As set forth hereinbefore, according to the invention, the required flushing liquid flow rate for forming a clear visual field is lowered to therefore minimize the total volume of the flushing liquid needed and the pressure at which the liquid is supplied. Thus, a fiberscope is obtained having greatly lessened ill effects on the body.

Although preferred embodiments have been described with reference to a fiberscope used for examining blood vessels, the invention is not limited thereto and is generally applicable to any fiberscope adapted to be inserted into a passage through which an opaque liquid or gas passes for observing the interior of the passage.

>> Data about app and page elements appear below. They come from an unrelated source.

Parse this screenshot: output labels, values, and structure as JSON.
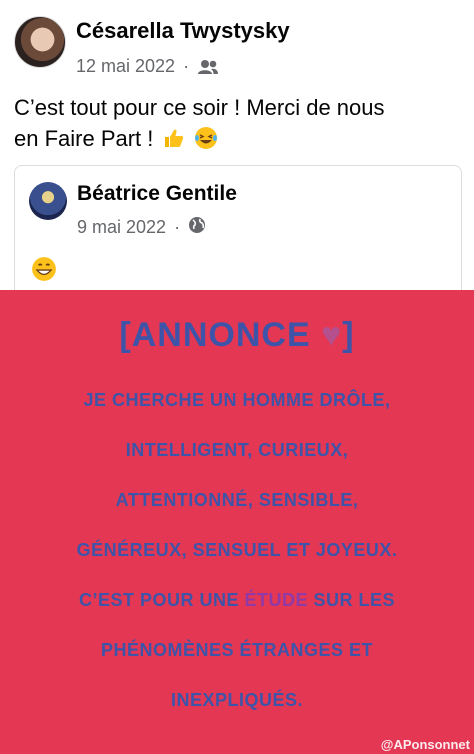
{
  "post": {
    "author": "Césarella Twystysky",
    "date": "12 mai 2022",
    "separator": "·",
    "audience_icon": "friends-icon",
    "text_line1": "C’est tout pour ce soir ! Merci de nous",
    "text_line2": "en Faire Part !",
    "emojis": [
      "thumbs-up-icon",
      "laughing-tears-icon"
    ]
  },
  "shared": {
    "author": "Béatrice Gentile",
    "date": "9 mai 2022",
    "separator": "·",
    "audience_icon": "globe-icon",
    "emoji": "grinning-icon"
  },
  "annonce": {
    "title": "[ANNONCE ",
    "title_heart": "♥",
    "title_close": "]",
    "lines": [
      "JE CHERCHE UN HOMME DRÔLE,",
      "INTELLIGENT, CURIEUX,",
      "ATTENTIONNÉ, SENSIBLE,",
      "GÉNÉREUX, SENSUEL ET JOYEUX.",
      "C’EST POUR UNE ",
      "PHÉNOMÈNES ÉTRANGES ET",
      "INEXPLIQUÉS."
    ],
    "line5_highlight": "ÉTUDE",
    "line5_end": " SUR LES",
    "credit": "@APonsonnet",
    "colors": {
      "background": "#e33754",
      "text": "#3d54a8",
      "highlight": "#8f3aa6"
    }
  }
}
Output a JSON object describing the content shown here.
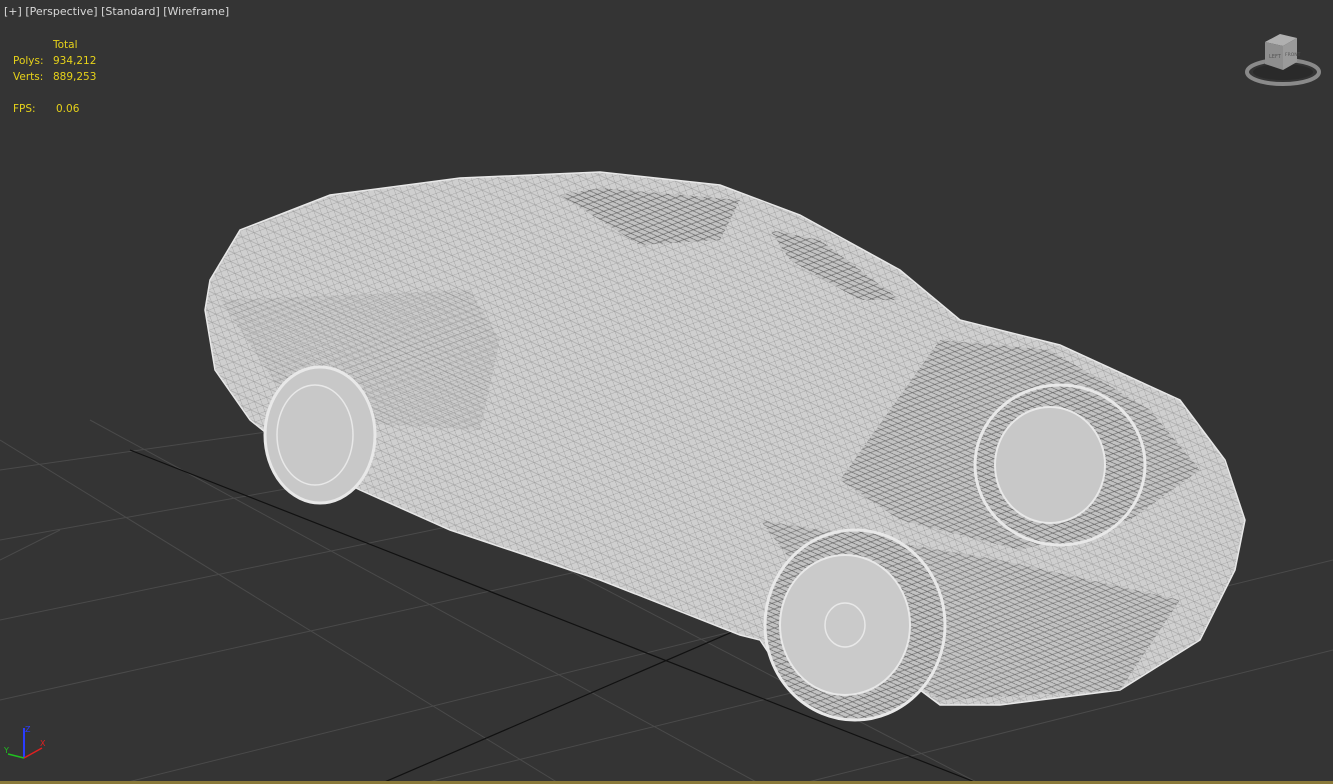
{
  "viewport": {
    "menu_plus": "[+]",
    "view_label": "[Perspective]",
    "shading_label": "[Standard]",
    "display_label": "[Wireframe]"
  },
  "stats": {
    "header": "Total",
    "polys_label": "Polys:",
    "polys_value": "934,212",
    "verts_label": "Verts:",
    "verts_value": "889,253",
    "fps_label": "FPS:",
    "fps_value": "0.06"
  },
  "viewcube": {
    "faces": [
      "LEFT",
      "FRONT"
    ]
  },
  "axis_gizmo": {
    "x": "X",
    "y": "Y",
    "z": "Z"
  },
  "colors": {
    "background": "#343434",
    "stats_text": "#e6d21a",
    "wire": "#d6d6d6"
  }
}
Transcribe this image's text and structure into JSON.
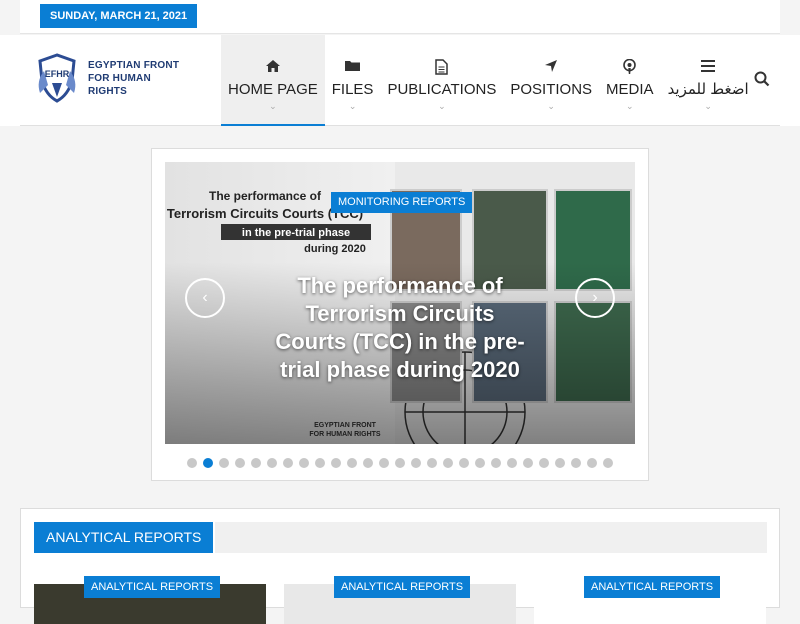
{
  "topbar": {
    "date": "SUNDAY, MARCH 21, 2021"
  },
  "logo": {
    "abbr": "EFHR",
    "line1": "EGYPTIAN FRONT",
    "line2": "FOR HUMAN RIGHTS"
  },
  "nav": {
    "items": [
      {
        "label": "HOME PAGE",
        "icon": "home-icon"
      },
      {
        "label": "FILES",
        "icon": "folder-icon"
      },
      {
        "label": "PUBLICATIONS",
        "icon": "document-icon"
      },
      {
        "label": "POSITIONS",
        "icon": "location-arrow-icon"
      },
      {
        "label": "MEDIA",
        "icon": "podcast-icon"
      },
      {
        "label": "اضغط للمزيد",
        "icon": "menu-icon"
      }
    ]
  },
  "slider": {
    "tag": "MONITORING REPORTS",
    "title": "The performance of Terrorism Circuits Courts (TCC) in the pre-trial phase during 2020",
    "image_heading": "The performance of Terrorism Circuits Courts (TCC) in the pre-trial phase during 2020",
    "image_footer": "EGYPTIAN FRONT FOR HUMAN RIGHTS",
    "dot_count": 27,
    "active_dot": 1
  },
  "section": {
    "title": "ANALYTICAL REPORTS",
    "cards": [
      {
        "tag": "ANALYTICAL REPORTS"
      },
      {
        "tag": "ANALYTICAL REPORTS"
      },
      {
        "tag": "ANALYTICAL REPORTS"
      }
    ]
  },
  "colors": {
    "accent": "#0a7ed4"
  }
}
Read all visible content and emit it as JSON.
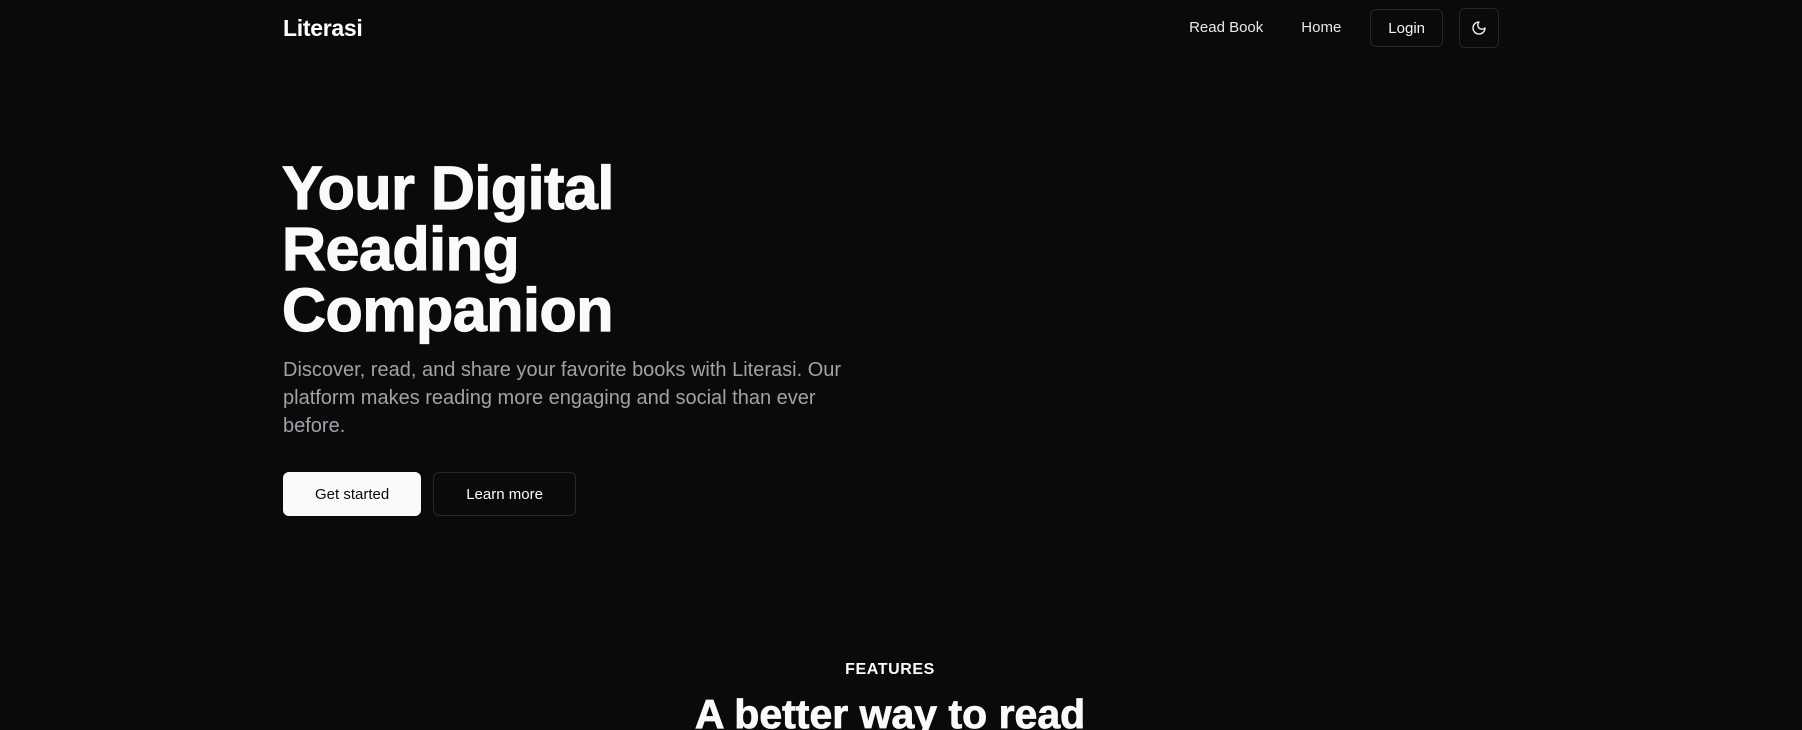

Patent Citations
Cited PatentFiling datePublication dateApplicantTitle
US4445892 *May 6, 1982May 1, 1984Laserscope, Inc.Dual balloon catheter device
US4448188 *Feb 18, 1982May 15, 1984Laserscope, Inc.Method for providing an oxygen bearing liquid to a blood vessel for the performance of a medical procedure
Referenced by
Citing PatentFiling datePublication dateApplicantTitle
US4756306 *Feb 5, 1986Jul 12, 1988Safeguard Technologies, Inc.For treating the sacro-lumbar region
US4788967 *Nov 5, 1986Dec 6, 1988Olympus Optical Co., Ltd.Endoscope
US4892099 *Dec 12, 1988Jan 9, 1990Sumitomo Electric Industries, Ltd.Catheter
US4998972 *Mar 23, 1989Mar 12, 1991Thomas J. FogartyReal time angioscopy imaging system
US5116317 *Jun 18, 1991May 26, 1992Optimed Technologies, Inc.Angioplasty catheter with integral fiber optic assembly
US5156590 *Jun 24, 1991Oct 20, 1992Wolfgang VilmarUretero-renoscope with catheter body having plural partitioned inner conduits
US5167220 *Aug 9, 1990Dec 1, 1992Brown Cathy KSystems and methods for maintaining a clear visual field during endoscopic procedures
US5299560 *Jun 18, 1992Apr 5, 1994Olympus Optical Co., Ltd.Endoscope in which a bend remaining in the insertion portion upon removal from storage is reduced
US5810790 *Nov 19, 1996Sep 22, 1998Ebling; Wendell V.Catheter with viewing system and port connector
US5857961 *Feb 6, 1996Jan 12, 1999Clarus Medical Systems, Inc.Surgical instrument for use with a viewing system
US6171251 *Jul 14, 1998Jan 9, 2001Eclipse Surgical Technologies, Inc.Method and apparatus for optimizing direct vessel implants for myocardial revascularization
US6178968May 7, 1999Jan 30, 2001Edwards Lifesciences Corp.Method of endoscopically visualized occlusion of the side branches of an anatomical passageway
US7396354Aug 5, 2003Jul 8, 2008Rychnovsky Steven JLight delivery catheter
US20060095065 *Sep 26, 2005May 4, 2006Tetsuaki TanimuraFluid occluding devices and methods
DE3633021A1 *Sep 29, 1986Apr 9, 1987Olympus Optical CoEndoskop
WO1989012479A1 *Jun 14, 1989Dec 28, 1989Optimed Techn IncAngioplasty catheter with integral fiber optic
WO2003013624A2Aug 11, 2002Feb 20, 2003Cbyond IncIntra vascular imaging method and apparatus
WO2004012589A2 *Aug 5, 2003Feb 12, 2004John A FrancoCatheter for diagnosis and treatment of diseased vessels
U.S. Classification600/116, 600/139, 600/156
International ClassificationG02B23/26, A61B1/12, A61B1/00, A61B10/00
Cooperative ClassificationA61B1/015, A61B1/00165, A61B1/3137, A61B1/00082
European ClassificationA61B1/313F, A61B1/015, A61B1/00S2, A61B1/00E4H1
Legal Events
May 26, 1998FPExpired due to failure to pay maintenance fee
Effective date: 19980318
Mar 15, 1998LAPSLapse for failure to pay maintenance fees
Feb 12, 1998REMIMaintenance fee reminder mailed
Aug 31, 1993FPAYFee payment
Year of fee payment: 8
Sep 5, 1989FPAYFee payment
Year of fee payment: 4
Dec 17, 1985ASAssignment
Effective date: 19830222